> [Extracted records]
::::
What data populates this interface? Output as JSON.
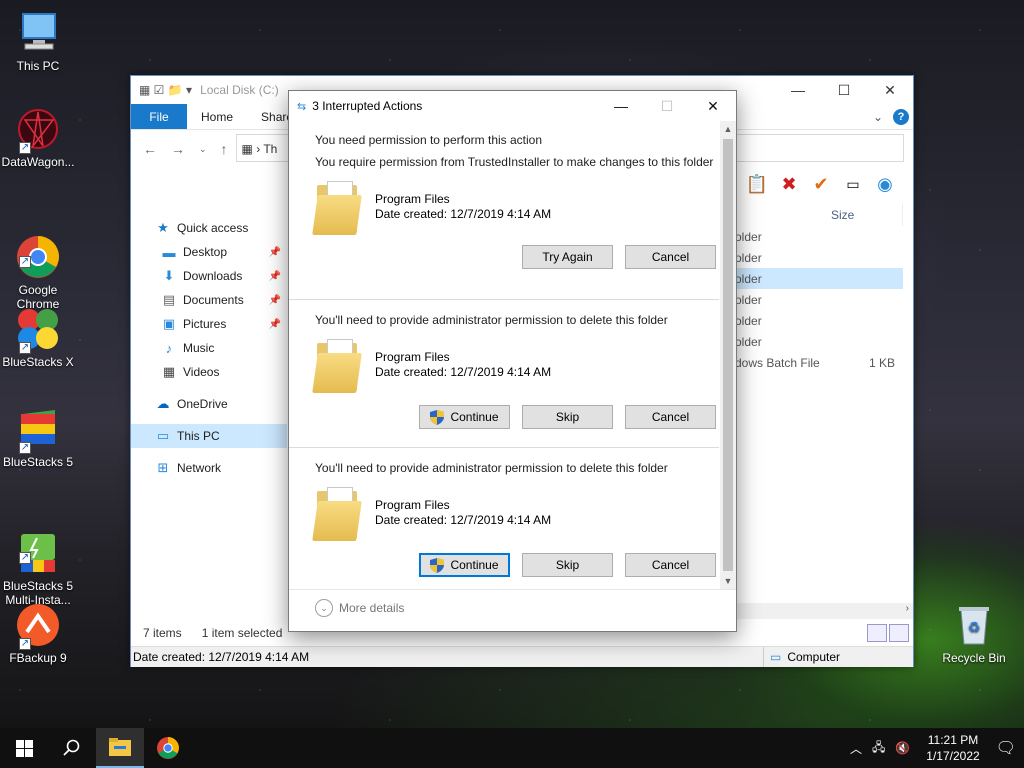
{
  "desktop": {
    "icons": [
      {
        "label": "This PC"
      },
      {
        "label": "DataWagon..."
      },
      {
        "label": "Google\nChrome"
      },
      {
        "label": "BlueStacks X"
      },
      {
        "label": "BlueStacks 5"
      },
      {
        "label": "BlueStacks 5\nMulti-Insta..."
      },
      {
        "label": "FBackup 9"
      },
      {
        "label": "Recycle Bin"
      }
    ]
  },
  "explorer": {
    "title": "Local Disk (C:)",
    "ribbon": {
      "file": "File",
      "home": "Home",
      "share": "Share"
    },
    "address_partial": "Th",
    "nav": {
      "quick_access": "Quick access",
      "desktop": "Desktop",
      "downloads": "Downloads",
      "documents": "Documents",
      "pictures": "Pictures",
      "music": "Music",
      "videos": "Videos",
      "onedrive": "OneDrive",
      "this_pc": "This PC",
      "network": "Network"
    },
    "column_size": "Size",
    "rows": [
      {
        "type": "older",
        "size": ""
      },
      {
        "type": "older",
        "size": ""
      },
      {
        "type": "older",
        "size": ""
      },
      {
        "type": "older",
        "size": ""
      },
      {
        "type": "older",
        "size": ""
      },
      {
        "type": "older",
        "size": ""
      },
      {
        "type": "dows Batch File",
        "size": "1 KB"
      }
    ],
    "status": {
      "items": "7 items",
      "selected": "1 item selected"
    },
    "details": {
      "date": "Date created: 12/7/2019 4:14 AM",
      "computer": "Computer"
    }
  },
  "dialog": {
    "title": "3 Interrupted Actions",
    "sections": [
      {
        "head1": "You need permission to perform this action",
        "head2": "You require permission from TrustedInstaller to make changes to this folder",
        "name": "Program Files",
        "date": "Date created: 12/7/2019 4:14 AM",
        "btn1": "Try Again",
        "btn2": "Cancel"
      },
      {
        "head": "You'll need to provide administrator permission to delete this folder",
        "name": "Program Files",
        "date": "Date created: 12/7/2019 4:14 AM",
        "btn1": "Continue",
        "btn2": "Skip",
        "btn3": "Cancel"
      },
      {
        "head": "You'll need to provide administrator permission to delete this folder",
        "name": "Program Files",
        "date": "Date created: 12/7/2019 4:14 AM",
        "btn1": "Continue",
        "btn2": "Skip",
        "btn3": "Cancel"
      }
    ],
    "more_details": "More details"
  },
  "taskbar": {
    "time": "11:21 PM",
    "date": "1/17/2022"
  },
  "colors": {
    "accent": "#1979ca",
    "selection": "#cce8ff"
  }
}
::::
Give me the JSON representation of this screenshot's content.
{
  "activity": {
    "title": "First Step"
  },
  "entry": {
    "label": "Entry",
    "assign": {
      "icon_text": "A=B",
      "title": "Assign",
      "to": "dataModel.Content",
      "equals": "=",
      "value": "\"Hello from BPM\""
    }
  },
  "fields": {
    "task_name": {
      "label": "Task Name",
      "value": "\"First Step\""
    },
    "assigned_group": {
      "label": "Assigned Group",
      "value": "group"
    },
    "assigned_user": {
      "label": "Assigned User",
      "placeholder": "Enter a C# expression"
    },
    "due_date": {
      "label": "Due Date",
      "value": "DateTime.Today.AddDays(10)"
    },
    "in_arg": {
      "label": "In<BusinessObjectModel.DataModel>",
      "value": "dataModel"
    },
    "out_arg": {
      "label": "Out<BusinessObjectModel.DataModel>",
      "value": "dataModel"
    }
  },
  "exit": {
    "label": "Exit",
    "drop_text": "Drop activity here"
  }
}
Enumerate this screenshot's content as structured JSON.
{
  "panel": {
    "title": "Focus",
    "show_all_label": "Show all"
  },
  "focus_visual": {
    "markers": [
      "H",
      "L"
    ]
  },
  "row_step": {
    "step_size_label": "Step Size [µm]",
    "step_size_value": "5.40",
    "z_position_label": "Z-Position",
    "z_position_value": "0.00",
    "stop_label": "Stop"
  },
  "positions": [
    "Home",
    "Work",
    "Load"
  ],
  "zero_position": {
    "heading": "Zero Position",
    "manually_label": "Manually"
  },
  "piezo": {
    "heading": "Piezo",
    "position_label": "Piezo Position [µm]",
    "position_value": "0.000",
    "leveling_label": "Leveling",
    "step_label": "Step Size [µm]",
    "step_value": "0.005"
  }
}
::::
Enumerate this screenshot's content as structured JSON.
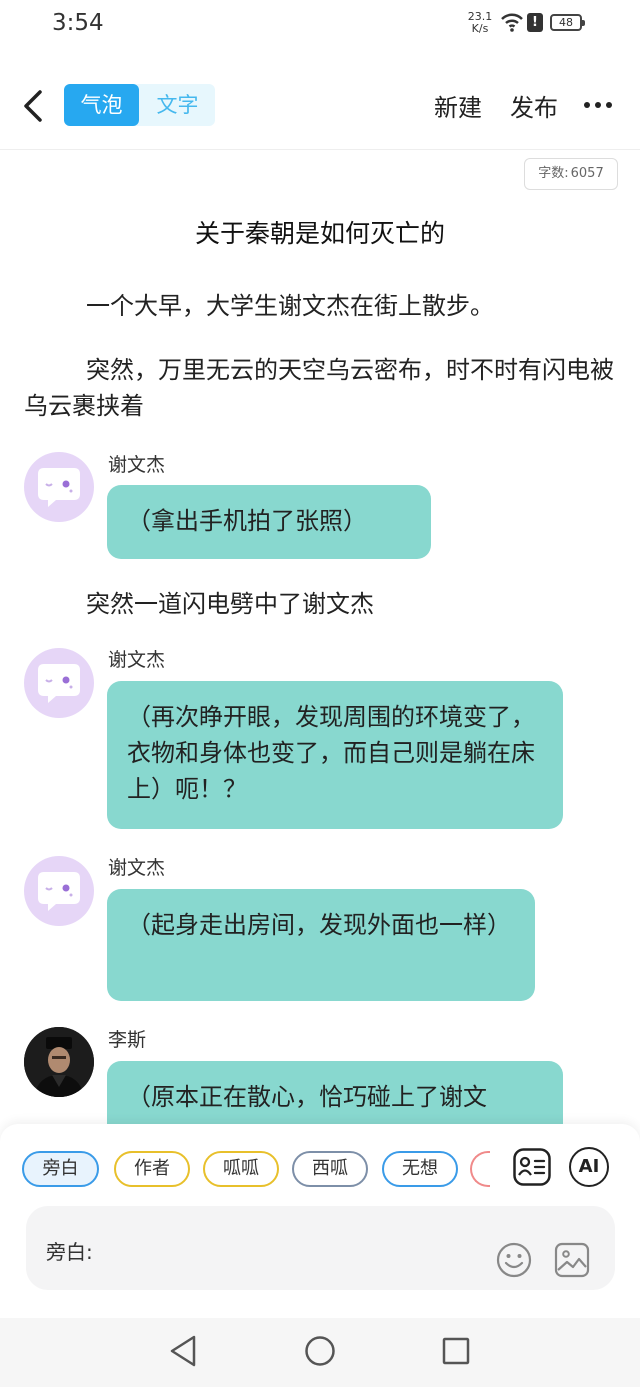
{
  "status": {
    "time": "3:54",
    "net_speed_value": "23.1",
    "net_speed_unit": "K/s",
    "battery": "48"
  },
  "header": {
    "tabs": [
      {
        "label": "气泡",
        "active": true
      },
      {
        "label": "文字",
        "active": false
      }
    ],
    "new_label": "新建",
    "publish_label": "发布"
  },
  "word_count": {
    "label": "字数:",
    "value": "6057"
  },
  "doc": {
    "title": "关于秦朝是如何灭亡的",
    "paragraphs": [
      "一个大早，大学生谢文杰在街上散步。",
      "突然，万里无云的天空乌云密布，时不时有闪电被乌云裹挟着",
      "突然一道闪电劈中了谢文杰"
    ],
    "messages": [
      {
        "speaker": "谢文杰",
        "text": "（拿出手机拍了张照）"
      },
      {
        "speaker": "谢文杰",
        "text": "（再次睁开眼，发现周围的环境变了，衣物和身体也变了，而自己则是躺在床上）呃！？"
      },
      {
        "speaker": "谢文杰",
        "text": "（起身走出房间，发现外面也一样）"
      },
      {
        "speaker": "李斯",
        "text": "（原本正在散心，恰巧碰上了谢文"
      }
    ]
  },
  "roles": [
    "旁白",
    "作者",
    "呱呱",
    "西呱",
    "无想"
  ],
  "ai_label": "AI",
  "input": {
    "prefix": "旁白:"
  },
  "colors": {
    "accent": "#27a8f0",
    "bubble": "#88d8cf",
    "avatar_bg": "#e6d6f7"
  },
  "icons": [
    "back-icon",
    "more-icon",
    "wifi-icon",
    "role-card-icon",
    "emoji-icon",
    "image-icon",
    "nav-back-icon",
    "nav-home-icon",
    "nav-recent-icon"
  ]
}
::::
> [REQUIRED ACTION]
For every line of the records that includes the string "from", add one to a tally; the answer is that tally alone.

> [EXERCISE ANSWER]
2